mis. All of the reviewed tion effect has increased the dermal-infu- rence S. Moy, MD.
sion-treated epidermal thickness by 70%.
pigmentation, and aging.
specimens demonstrated These solutions greatly
PlasticSurgeryProductsOnline.com January 2007
Skin Management: A Practical Approach
increase the efficacy of the procedure. introduced for wound healing, photo- Catherine Maley, M BA, is president
The histology demonstrates an ideal, damage, and acne treatment. A trend and senior marketing strategist of
immediate delivery of active solutions toward using these light-based systems Cosmetic Image Marketing in San
in combina- Francisco. Her firm specializes in
tion with helping aesthetic practices grow using
Before & After
microderma- public relations, advertising, and
brasion is also strategic marketing strategies. She can
emerging. be reached at (866) 563-3332 or via
Dermal her Web site, www.cosmeticimage mar-
infusion is the keting.com.
tion in the References
area of micro- 1. Hernandez-Perez E, Ibiett EV. Gross and
microscopic findings in patients undergoing
dermabrasion microdermabrasion for facial rejuvenation.
This 38-year-old patient with postinflammatory hyperpigmentation received and has posi-
eight dermal-infusion treatments, each 2 weeks apart. She is shown before the Dermatol Surg. 2001;27:637–640.
first treatment and immediately after the final treatment.
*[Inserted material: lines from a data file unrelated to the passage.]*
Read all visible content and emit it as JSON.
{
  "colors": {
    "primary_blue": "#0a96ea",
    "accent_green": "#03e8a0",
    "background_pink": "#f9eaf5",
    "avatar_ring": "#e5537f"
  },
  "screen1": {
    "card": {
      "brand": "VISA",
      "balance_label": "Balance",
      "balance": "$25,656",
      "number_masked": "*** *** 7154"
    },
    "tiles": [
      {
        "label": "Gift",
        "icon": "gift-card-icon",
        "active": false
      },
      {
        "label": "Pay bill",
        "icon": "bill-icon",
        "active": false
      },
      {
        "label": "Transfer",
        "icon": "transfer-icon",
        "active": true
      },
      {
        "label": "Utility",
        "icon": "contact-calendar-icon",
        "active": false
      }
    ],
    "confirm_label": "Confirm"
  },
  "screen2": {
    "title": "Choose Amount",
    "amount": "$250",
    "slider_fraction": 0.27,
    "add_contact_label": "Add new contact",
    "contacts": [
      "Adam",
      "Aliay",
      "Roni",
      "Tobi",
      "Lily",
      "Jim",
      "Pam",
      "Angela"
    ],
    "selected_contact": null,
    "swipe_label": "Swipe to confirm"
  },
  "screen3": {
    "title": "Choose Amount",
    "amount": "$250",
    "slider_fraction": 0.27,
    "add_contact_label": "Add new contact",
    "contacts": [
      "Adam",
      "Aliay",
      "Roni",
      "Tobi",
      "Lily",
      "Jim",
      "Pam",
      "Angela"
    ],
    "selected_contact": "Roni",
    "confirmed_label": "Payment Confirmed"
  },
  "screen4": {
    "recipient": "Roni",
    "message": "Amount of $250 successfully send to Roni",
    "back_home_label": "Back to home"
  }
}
Courtesy of Gregory tioned itself 2. Desai T, Moy L, Kirby W, et al. Evaluation of
Keller, MD. as an effective the SilkPeel™ system in treating erythema-
and proven totelangiectatic and papulopustular rosacea.
Cosmetic Dermatol. 2006;19: 51–56.
for treatments. Removing the stratum clinical procedure in the aesthetic
3. Esfahani E. The new skin trade. Business 2.0.
corneum and the upper layer of the gran- world. Research is under way to find February 5, 2006. Available at:
ular layer removes the Odland bodies.6 many exciting new developments and http://money.cnn.com/magazines/business2/
Odland bodies are impacted membrane applications for the dermal-infusion business2_archive/2006/01/01/8368124/
bodies that are compressed membrane system. PSP index.htm. Accessed December 4, 2006.
materials residual from cell organelles. 4. Coimbra M, Rohrich RJ, Chao J, Brown SA.
A prospective controlled assessment of
Odland bodies are an important barrier Lawrence S. Moy, MD, is a cosmetic
microdermabrasion for damaged skin and
that functions to limit transepidermal dermatologist who practices in Man- fine rhytides. Plast Reconstr Surg.
water loss.4,7 By temporarily lifting off hattan Beach, Calif. He is currently on 2004;113:1438–1443; discussion 1444.
the Odland bodies, the cells undergo staff at UCLA Medical Center in Los 5. Karasiuk KB, inventor; Emed Inc, assignee.
hydration. Angeles and at Harbor-UCLA Medical Microdermabrasion system and method of
Additional studies are currently Center in Torrance, Calif, and teaches use. US Patent 6 695 853. February 24, 2004.
6. Svane-Knudsen V, Halkier-Sorensen L,
under way to determine the efficacy of residents from the Western University Rasmussen G, Ottosen PD. Altered perme-
exfoliation and infusion of skin-specific College of Osteopathic Medicine in ability barrier structure in cholesteatoma
topicals for other skin concerns such as Pomona, Calif. His dermatological prac- matrix. Eur Arch Otorhinolaryngol. 2002;
psoriasis and eczema. In other advances, tice emphasizes cosmetic surgeries and 259:527–530.
new light-based diode systems with hand- procedures as well as general dermatol- 7. Shpall R, Beddingfield FC, Watson D, et al.
Microdermabrasion: A review. Facial Plast
pieces that emit red (600-nm to 700-nm) ogy. He can be reached at (310) 546-
as well as blue (430-nm) light have been 7780.
(#13777) Reprinted with permission. “Skin management: A Practical Approach,” Plastic Surgery Products,
January 2007, Pages 24-28.